§ **Dataset excerpts**
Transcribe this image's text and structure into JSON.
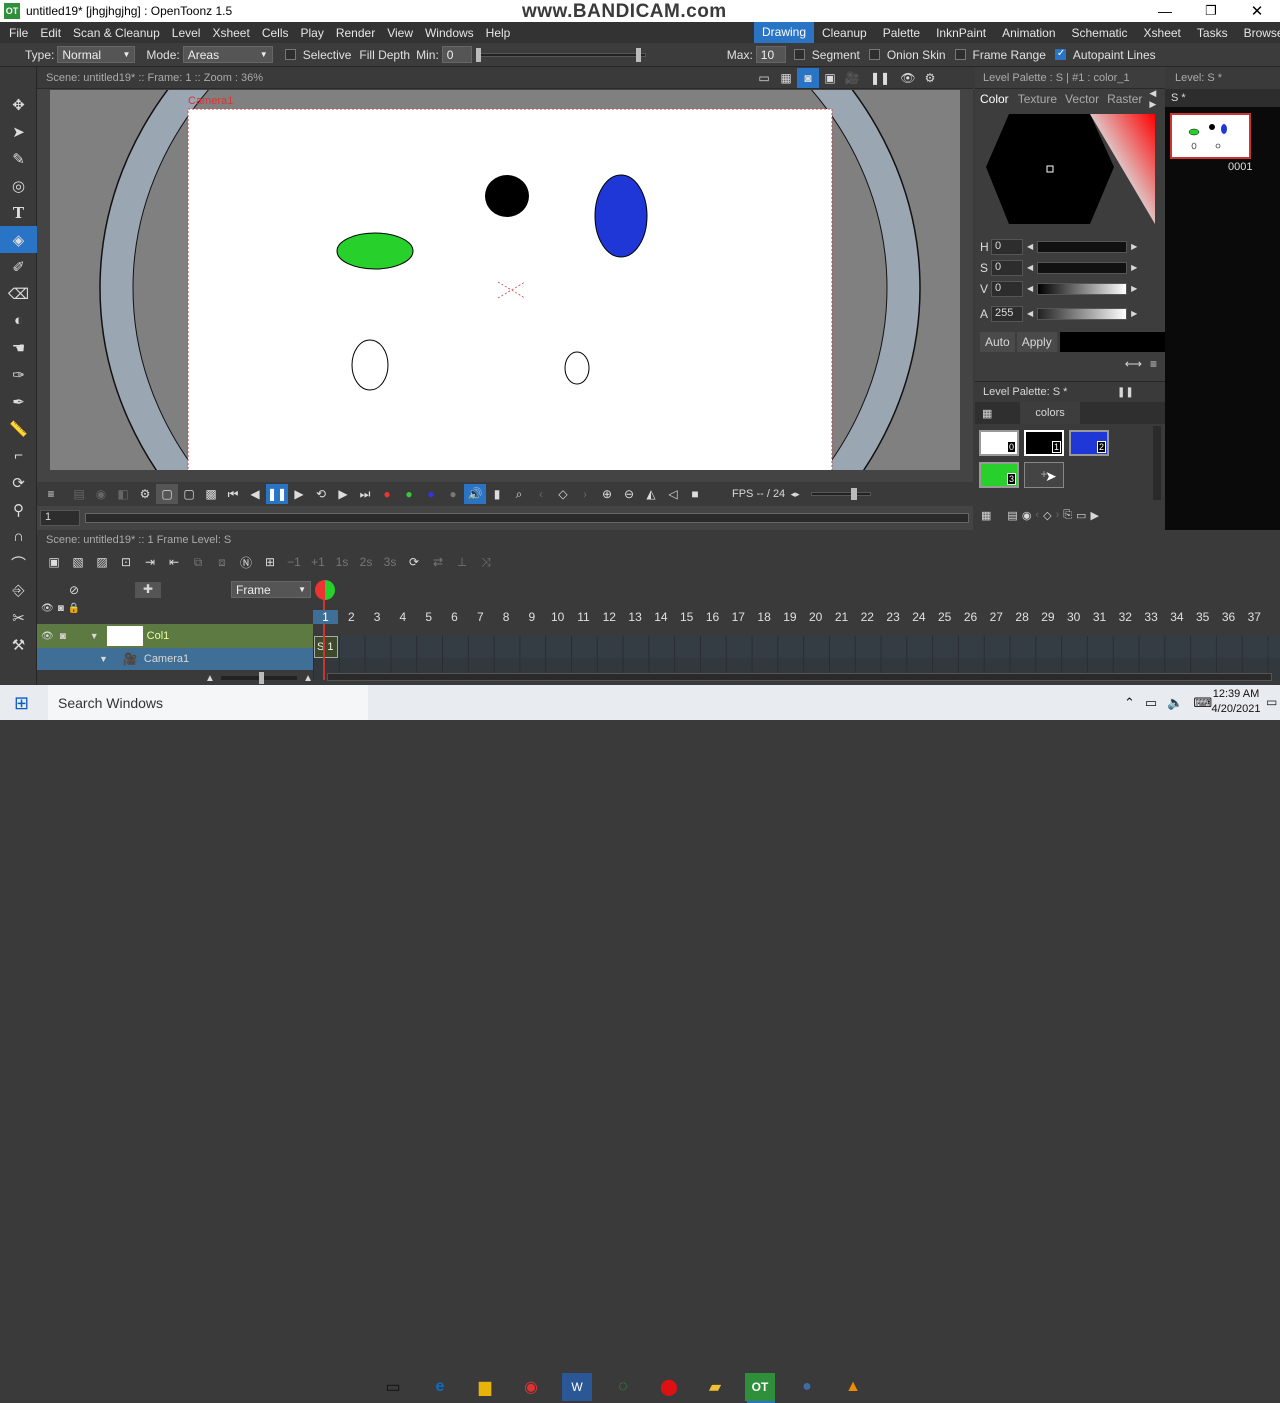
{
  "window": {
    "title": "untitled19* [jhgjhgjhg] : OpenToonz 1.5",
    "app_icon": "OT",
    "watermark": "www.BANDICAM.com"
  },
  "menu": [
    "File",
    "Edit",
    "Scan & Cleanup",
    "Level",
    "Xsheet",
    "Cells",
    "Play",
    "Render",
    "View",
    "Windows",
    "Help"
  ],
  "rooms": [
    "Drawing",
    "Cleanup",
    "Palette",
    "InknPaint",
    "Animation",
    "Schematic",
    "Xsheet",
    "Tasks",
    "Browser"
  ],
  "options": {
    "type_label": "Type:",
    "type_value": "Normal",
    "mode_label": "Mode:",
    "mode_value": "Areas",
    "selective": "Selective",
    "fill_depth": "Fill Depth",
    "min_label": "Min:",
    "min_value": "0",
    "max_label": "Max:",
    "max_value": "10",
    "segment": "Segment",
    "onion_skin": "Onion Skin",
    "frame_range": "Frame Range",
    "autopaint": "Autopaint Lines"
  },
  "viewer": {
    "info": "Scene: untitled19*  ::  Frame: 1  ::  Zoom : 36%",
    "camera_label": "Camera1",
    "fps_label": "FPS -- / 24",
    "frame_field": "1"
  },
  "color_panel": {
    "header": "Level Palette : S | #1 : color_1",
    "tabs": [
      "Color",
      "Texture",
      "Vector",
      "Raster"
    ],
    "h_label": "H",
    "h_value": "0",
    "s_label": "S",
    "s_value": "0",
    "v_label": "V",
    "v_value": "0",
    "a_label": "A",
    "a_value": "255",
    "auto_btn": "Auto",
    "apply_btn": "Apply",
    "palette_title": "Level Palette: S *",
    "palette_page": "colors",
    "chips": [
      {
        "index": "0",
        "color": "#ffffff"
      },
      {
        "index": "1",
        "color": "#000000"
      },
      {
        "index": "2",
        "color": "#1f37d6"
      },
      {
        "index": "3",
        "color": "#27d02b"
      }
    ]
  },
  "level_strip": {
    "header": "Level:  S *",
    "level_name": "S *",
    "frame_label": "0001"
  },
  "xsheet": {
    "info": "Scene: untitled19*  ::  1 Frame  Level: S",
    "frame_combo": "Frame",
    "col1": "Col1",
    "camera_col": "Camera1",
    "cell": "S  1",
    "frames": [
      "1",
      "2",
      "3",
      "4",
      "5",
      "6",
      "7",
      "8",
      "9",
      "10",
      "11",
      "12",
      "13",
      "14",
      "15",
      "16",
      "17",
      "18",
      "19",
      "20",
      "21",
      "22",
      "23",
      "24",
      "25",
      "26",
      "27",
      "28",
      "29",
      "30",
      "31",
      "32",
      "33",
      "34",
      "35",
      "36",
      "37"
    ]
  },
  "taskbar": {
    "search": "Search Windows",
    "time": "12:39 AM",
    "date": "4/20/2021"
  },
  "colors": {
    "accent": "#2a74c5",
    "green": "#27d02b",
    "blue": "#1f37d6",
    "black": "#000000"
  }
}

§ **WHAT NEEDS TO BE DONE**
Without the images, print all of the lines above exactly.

§ **RESULT BELOW**
Transcribe this image's text and structure into JSON.
{
  "window": {
    "title": "untitled19* [jhgjhgjhg] : OpenToonz 1.5",
    "app_icon": "OT",
    "watermark": "www.BANDICAM.com"
  },
  "menu": [
    "File",
    "Edit",
    "Scan & Cleanup",
    "Level",
    "Xsheet",
    "Cells",
    "Play",
    "Render",
    "View",
    "Windows",
    "Help"
  ],
  "rooms": [
    "Drawing",
    "Cleanup",
    "Palette",
    "InknPaint",
    "Animation",
    "Schematic",
    "Xsheet",
    "Tasks",
    "Browser"
  ],
  "options": {
    "type_label": "Type:",
    "type_value": "Normal",
    "mode_label": "Mode:",
    "mode_value": "Areas",
    "selective": "Selective",
    "fill_depth": "Fill Depth",
    "min_label": "Min:",
    "min_value": "0",
    "max_label": "Max:",
    "max_value": "10",
    "segment": "Segment",
    "onion_skin": "Onion Skin",
    "frame_range": "Frame Range",
    "autopaint": "Autopaint Lines"
  },
  "viewer": {
    "info": "Scene: untitled19*  ::  Frame: 1  ::  Zoom : 36%",
    "camera_label": "Camera1",
    "fps_label": "FPS -- / 24",
    "frame_field": "1"
  },
  "color_panel": {
    "header": "Level Palette : S | #1 : color_1",
    "tabs": [
      "Color",
      "Texture",
      "Vector",
      "Raster"
    ],
    "h_label": "H",
    "h_value": "0",
    "s_label": "S",
    "s_value": "0",
    "v_label": "V",
    "v_value": "0",
    "a_label": "A",
    "a_value": "255",
    "auto_btn": "Auto",
    "apply_btn": "Apply",
    "palette_title": "Level Palette: S *",
    "palette_page": "colors",
    "chips": [
      {
        "index": "0",
        "color": "#ffffff"
      },
      {
        "index": "1",
        "color": "#000000"
      },
      {
        "index": "2",
        "color": "#1f37d6"
      },
      {
        "index": "3",
        "color": "#27d02b"
      }
    ]
  },
  "level_strip": {
    "header": "Level:  S *",
    "level_name": "S *",
    "frame_label": "0001"
  },
  "xsheet": {
    "info": "Scene: untitled19*  ::  1 Frame  Level: S",
    "frame_combo": "Frame",
    "col1": "Col1",
    "camera_col": "Camera1",
    "cell": "S  1",
    "frames": [
      "1",
      "2",
      "3",
      "4",
      "5",
      "6",
      "7",
      "8",
      "9",
      "10",
      "11",
      "12",
      "13",
      "14",
      "15",
      "16",
      "17",
      "18",
      "19",
      "20",
      "21",
      "22",
      "23",
      "24",
      "25",
      "26",
      "27",
      "28",
      "29",
      "30",
      "31",
      "32",
      "33",
      "34",
      "35",
      "36",
      "37"
    ]
  },
  "taskbar": {
    "search": "Search Windows",
    "time": "12:39 AM",
    "date": "4/20/2021"
  },
  "colors": {
    "accent": "#2a74c5",
    "green": "#27d02b",
    "blue": "#1f37d6",
    "black": "#000000"
  }
}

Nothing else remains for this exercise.